■ About this task ■
Return all entries below exactly. Skip nothing.

== Source material ==

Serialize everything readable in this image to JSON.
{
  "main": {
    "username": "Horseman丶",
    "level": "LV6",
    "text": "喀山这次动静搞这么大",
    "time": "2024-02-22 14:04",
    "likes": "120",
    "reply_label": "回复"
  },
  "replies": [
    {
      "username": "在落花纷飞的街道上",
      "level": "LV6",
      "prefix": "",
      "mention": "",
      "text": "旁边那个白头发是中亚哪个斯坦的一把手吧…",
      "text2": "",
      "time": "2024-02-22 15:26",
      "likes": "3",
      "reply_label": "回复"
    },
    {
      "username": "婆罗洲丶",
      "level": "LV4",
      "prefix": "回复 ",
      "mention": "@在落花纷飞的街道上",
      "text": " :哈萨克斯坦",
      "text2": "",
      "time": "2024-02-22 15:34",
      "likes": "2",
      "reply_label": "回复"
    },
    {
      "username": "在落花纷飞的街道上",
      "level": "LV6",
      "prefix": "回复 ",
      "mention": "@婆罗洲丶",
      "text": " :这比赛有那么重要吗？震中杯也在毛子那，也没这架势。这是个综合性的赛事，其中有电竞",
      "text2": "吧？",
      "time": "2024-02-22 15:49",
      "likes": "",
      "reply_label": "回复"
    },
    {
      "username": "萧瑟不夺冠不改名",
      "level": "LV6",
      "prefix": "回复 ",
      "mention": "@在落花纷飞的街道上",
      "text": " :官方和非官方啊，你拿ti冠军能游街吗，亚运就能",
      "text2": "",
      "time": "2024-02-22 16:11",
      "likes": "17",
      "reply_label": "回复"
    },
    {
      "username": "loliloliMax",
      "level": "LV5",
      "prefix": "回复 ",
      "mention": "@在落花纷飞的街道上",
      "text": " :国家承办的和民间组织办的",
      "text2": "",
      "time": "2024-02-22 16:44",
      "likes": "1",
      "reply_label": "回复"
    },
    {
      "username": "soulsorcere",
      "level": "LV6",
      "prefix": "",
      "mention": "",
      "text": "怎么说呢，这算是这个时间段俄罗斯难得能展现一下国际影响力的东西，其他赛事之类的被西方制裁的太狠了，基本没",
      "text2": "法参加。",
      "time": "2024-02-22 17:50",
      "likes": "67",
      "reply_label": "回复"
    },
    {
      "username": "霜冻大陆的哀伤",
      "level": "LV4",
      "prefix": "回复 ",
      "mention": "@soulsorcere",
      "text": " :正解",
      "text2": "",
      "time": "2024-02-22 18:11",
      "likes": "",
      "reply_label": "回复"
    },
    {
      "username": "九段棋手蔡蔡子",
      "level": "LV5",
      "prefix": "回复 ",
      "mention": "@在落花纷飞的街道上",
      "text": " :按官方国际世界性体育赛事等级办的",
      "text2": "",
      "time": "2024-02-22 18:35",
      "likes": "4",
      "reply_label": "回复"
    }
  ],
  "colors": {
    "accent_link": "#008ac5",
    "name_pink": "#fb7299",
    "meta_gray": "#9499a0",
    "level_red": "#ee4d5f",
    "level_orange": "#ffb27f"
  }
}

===

■ Task solution ■
Serialize everything readable in this image to JSON.
{
  "main": {
    "username": "Horseman丶",
    "level": "LV6",
    "text": "喀山这次动静搞这么大",
    "time": "2024-02-22 14:04",
    "likes": "120",
    "reply_label": "回复"
  },
  "replies": [
    {
      "username": "在落花纷飞的街道上",
      "level": "LV6",
      "prefix": "",
      "mention": "",
      "text": "旁边那个白头发是中亚哪个斯坦的一把手吧…",
      "text2": "",
      "time": "2024-02-22 15:26",
      "likes": "3",
      "reply_label": "回复"
    },
    {
      "username": "婆罗洲丶",
      "level": "LV4",
      "prefix": "回复 ",
      "mention": "@在落花纷飞的街道上",
      "text": " :哈萨克斯坦",
      "text2": "",
      "time": "2024-02-22 15:34",
      "likes": "2",
      "reply_label": "回复"
    },
    {
      "username": "在落花纷飞的街道上",
      "level": "LV6",
      "prefix": "回复 ",
      "mention": "@婆罗洲丶",
      "text": " :这比赛有那么重要吗？震中杯也在毛子那，也没这架势。这是个综合性的赛事，其中有电竞",
      "text2": "吧？",
      "time": "2024-02-22 15:49",
      "likes": "",
      "reply_label": "回复"
    },
    {
      "username": "萧瑟不夺冠不改名",
      "level": "LV6",
      "prefix": "回复 ",
      "mention": "@在落花纷飞的街道上",
      "text": " :官方和非官方啊，你拿ti冠军能游街吗，亚运就能",
      "text2": "",
      "time": "2024-02-22 16:11",
      "likes": "17",
      "reply_label": "回复"
    },
    {
      "username": "loliloliMax",
      "level": "LV5",
      "prefix": "回复 ",
      "mention": "@在落花纷飞的街道上",
      "text": " :国家承办的和民间组织办的",
      "text2": "",
      "time": "2024-02-22 16:44",
      "likes": "1",
      "reply_label": "回复"
    },
    {
      "username": "soulsorcere",
      "level": "LV6",
      "prefix": "",
      "mention": "",
      "text": "怎么说呢，这算是这个时间段俄罗斯难得能展现一下国际影响力的东西，其他赛事之类的被西方制裁的太狠了，基本没",
      "text2": "法参加。",
      "time": "2024-02-22 17:50",
      "likes": "67",
      "reply_label": "回复"
    },
    {
      "username": "霜冻大陆的哀伤",
      "level": "LV4",
      "prefix": "回复 ",
      "mention": "@soulsorcere",
      "text": " :正解",
      "text2": "",
      "time": "2024-02-22 18:11",
      "likes": "",
      "reply_label": "回复"
    },
    {
      "username": "九段棋手蔡蔡子",
      "level": "LV5",
      "prefix": "回复 ",
      "mention": "@在落花纷飞的街道上",
      "text": " :按官方国际世界性体育赛事等级办的",
      "text2": "",
      "time": "2024-02-22 18:35",
      "likes": "4",
      "reply_label": "回复"
    }
  ],
  "colors": {
    "accent_link": "#008ac5",
    "name_pink": "#fb7299",
    "meta_gray": "#9499a0",
    "level_red": "#ee4d5f",
    "level_orange": "#ffb27f"
  }
}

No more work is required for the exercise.